*** Opening Records supplied ***
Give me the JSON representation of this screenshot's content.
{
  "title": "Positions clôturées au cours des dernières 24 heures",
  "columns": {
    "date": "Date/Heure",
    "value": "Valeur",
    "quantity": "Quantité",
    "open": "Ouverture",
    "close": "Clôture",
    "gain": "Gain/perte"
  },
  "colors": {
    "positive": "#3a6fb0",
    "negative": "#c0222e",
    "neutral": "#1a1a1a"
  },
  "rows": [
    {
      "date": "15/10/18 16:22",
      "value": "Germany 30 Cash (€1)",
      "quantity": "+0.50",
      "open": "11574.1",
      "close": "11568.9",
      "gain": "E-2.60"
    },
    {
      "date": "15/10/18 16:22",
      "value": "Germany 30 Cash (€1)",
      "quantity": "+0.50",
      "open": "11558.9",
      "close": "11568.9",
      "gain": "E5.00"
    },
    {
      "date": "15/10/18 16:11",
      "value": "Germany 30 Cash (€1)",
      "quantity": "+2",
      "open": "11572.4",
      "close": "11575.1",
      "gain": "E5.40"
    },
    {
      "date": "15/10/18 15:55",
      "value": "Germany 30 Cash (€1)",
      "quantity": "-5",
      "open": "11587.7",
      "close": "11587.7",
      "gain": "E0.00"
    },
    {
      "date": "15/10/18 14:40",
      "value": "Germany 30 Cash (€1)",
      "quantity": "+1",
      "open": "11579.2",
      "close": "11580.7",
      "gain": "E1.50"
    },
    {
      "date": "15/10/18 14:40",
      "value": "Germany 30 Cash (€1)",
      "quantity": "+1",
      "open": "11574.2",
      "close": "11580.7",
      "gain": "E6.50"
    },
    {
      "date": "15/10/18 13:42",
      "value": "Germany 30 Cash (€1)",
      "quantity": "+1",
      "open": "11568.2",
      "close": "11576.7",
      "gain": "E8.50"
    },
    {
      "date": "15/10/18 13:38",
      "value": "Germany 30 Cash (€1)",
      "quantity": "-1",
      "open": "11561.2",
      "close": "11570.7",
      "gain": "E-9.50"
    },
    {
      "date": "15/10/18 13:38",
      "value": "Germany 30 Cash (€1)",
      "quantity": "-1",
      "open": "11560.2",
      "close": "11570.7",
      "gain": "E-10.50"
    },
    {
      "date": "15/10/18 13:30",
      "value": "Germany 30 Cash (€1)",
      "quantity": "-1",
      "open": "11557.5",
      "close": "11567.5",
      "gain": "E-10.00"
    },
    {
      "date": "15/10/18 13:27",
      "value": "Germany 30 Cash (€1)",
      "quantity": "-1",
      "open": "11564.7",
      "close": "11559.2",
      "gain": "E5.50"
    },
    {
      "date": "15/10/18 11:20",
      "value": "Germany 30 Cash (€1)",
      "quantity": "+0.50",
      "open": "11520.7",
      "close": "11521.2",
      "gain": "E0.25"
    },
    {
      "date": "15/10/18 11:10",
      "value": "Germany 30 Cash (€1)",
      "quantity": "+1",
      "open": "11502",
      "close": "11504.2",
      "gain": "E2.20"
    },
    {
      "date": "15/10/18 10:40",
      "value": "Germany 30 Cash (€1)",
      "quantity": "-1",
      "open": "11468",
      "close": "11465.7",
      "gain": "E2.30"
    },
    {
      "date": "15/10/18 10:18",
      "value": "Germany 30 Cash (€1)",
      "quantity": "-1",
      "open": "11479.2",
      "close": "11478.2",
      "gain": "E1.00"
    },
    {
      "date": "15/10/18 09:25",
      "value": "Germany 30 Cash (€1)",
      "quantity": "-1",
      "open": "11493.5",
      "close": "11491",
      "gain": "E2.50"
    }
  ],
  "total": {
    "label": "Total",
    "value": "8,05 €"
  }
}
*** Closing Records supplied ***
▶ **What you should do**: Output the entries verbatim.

▶ **Task output**:
Give me the JSON representation of this screenshot's content.
{
  "title": "Positions clôturées au cours des dernières 24 heures",
  "columns": {
    "date": "Date/Heure",
    "value": "Valeur",
    "quantity": "Quantité",
    "open": "Ouverture",
    "close": "Clôture",
    "gain": "Gain/perte"
  },
  "colors": {
    "positive": "#3a6fb0",
    "negative": "#c0222e",
    "neutral": "#1a1a1a"
  },
  "rows": [
    {
      "date": "15/10/18 16:22",
      "value": "Germany 30 Cash (€1)",
      "quantity": "+0.50",
      "open": "11574.1",
      "close": "11568.9",
      "gain": "E-2.60"
    },
    {
      "date": "15/10/18 16:22",
      "value": "Germany 30 Cash (€1)",
      "quantity": "+0.50",
      "open": "11558.9",
      "close": "11568.9",
      "gain": "E5.00"
    },
    {
      "date": "15/10/18 16:11",
      "value": "Germany 30 Cash (€1)",
      "quantity": "+2",
      "open": "11572.4",
      "close": "11575.1",
      "gain": "E5.40"
    },
    {
      "date": "15/10/18 15:55",
      "value": "Germany 30 Cash (€1)",
      "quantity": "-5",
      "open": "11587.7",
      "close": "11587.7",
      "gain": "E0.00"
    },
    {
      "date": "15/10/18 14:40",
      "value": "Germany 30 Cash (€1)",
      "quantity": "+1",
      "open": "11579.2",
      "close": "11580.7",
      "gain": "E1.50"
    },
    {
      "date": "15/10/18 14:40",
      "value": "Germany 30 Cash (€1)",
      "quantity": "+1",
      "open": "11574.2",
      "close": "11580.7",
      "gain": "E6.50"
    },
    {
      "date": "15/10/18 13:42",
      "value": "Germany 30 Cash (€1)",
      "quantity": "+1",
      "open": "11568.2",
      "close": "11576.7",
      "gain": "E8.50"
    },
    {
      "date": "15/10/18 13:38",
      "value": "Germany 30 Cash (€1)",
      "quantity": "-1",
      "open": "11561.2",
      "close": "11570.7",
      "gain": "E-9.50"
    },
    {
      "date": "15/10/18 13:38",
      "value": "Germany 30 Cash (€1)",
      "quantity": "-1",
      "open": "11560.2",
      "close": "11570.7",
      "gain": "E-10.50"
    },
    {
      "date": "15/10/18 13:30",
      "value": "Germany 30 Cash (€1)",
      "quantity": "-1",
      "open": "11557.5",
      "close": "11567.5",
      "gain": "E-10.00"
    },
    {
      "date": "15/10/18 13:27",
      "value": "Germany 30 Cash (€1)",
      "quantity": "-1",
      "open": "11564.7",
      "close": "11559.2",
      "gain": "E5.50"
    },
    {
      "date": "15/10/18 11:20",
      "value": "Germany 30 Cash (€1)",
      "quantity": "+0.50",
      "open": "11520.7",
      "close": "11521.2",
      "gain": "E0.25"
    },
    {
      "date": "15/10/18 11:10",
      "value": "Germany 30 Cash (€1)",
      "quantity": "+1",
      "open": "11502",
      "close": "11504.2",
      "gain": "E2.20"
    },
    {
      "date": "15/10/18 10:40",
      "value": "Germany 30 Cash (€1)",
      "quantity": "-1",
      "open": "11468",
      "close": "11465.7",
      "gain": "E2.30"
    },
    {
      "date": "15/10/18 10:18",
      "value": "Germany 30 Cash (€1)",
      "quantity": "-1",
      "open": "11479.2",
      "close": "11478.2",
      "gain": "E1.00"
    },
    {
      "date": "15/10/18 09:25",
      "value": "Germany 30 Cash (€1)",
      "quantity": "-1",
      "open": "11493.5",
      "close": "11491",
      "gain": "E2.50"
    }
  ],
  "total": {
    "label": "Total",
    "value": "8,05 €"
  }
}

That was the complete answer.